Data had no difficulty locating Leo. He found her in the conference room next to Holodeck 1, standing at the large viewport where she always went to wrestle with her most difficult thoughts. She saw his reflection in the glass as he approached her in silence but gave no sign of acknowledgment. When he embraced her from behind it wasn't in the playful way he sometimes crept up to slip his arms around her waist and interrupt her at whatever she might be doing at the time. This time he surrounded her entirely, binding her back against him as if she were a living wound. Data bent his head forward to press against the side of Leo's face and kissed her cheek gently, saying nothing. What was there to say? Her introduction into the cold reality of Starfleet-Romulan relations had spoken entirely for itself, and Data had no doubt that she understood exactly why things had happened as they did. That they were emotionally unacceptable to her was as unavoidable as it was irrelevant to the proceedings. She'd said it on other occasions, "Life doesn't ask your permission." He was also mindful of another of her truisms: some things aren't for fixing. Even an android could tell this was one of those things.
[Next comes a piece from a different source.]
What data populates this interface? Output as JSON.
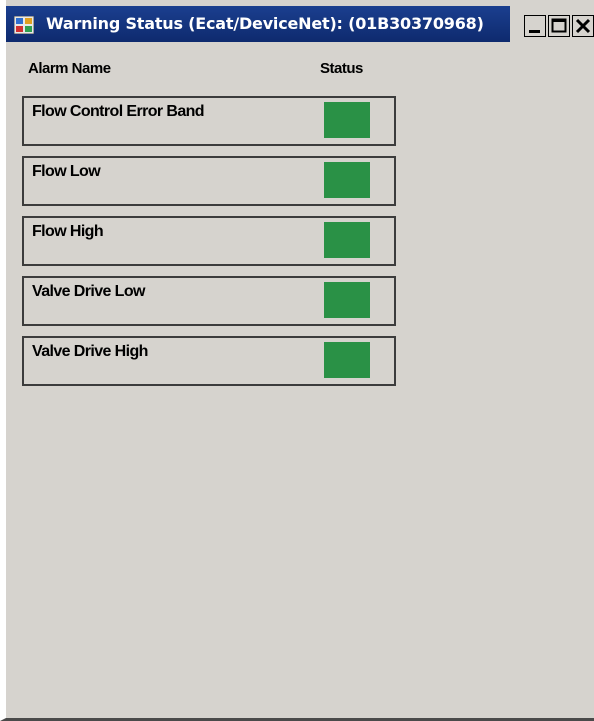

Leo realized once again that Paul had been right about her, she always expected things to be as simple as she saw them. It was a vulnerability she couldn't seem to defend against. A bolus of rage, frustration, and blunt-edged pain forced itself out through a violent hitch in her breathing as she turned to face Data. He framed her face in his hands and rested his forehead against hers.

"I will keep you safe until you heal," he promised as Leo buried herself against him, not quite crying but not quite calm.

"I love you D," she breathed unsteadily as if it were her last chance ever to tell him.

"I would love no other," he whispered in reply. He hugged her as closely as he could without hurting her, and repeated moments later, "I would love no other."


The next day in the ready room the captain spoke first.

"Lieutenant, I would like to think that the unfortunate events of the past few days haven't damaged our ability to work together." He meant far more than that but left it, as always, unspoken.

"Captain, I," Leo was unsure what to say. "No sir, no permanent harm done, after all we were all caught in the same vise. Some of us just crack easier than others. I know things happened the only way they could." All the right words. After an awkward pause she added sincerely, "I would never doubt your intentions or authority."

"That's a generous fib, Lieutenant, but knowing you'll behave as if it were true is sufficient. For what it's worth, the most valuable experience in Starfleet usually is gained the hard way."

"Well I guess then my record is perfect so far." Like Picard she wanted things to return to normal, but the bruises were still tender. "Will that be all sir?"

"Yes. Dismissed." There was a sense of dissatisfaction hanging between them, something not quite settled. As Leo turned to go to her office the captain stopped her.

"Leo?" Something in the way he said her name erased all formality. She returned to stand in front of him and looked him straight in the eye, her gaze full of the elemental things unspoken by her as well.

"Captain?"

"I would have had things end differently. I wanted you to know that."

"I never imagined otherwise, sir." This, he could believe.

For a moment Leo thought Picard might actually hug her, and wasn't sure what she'd do if that happened. Instead he extended his hand without comment. She took it and for a moment both squeezed firmly; it was as if a subtle current of reconciliation flowed between them. They disengaged simultaneously.

"Dismissed, Lieutenant."

"Yes sir. You know where I am if you need me."

"Always."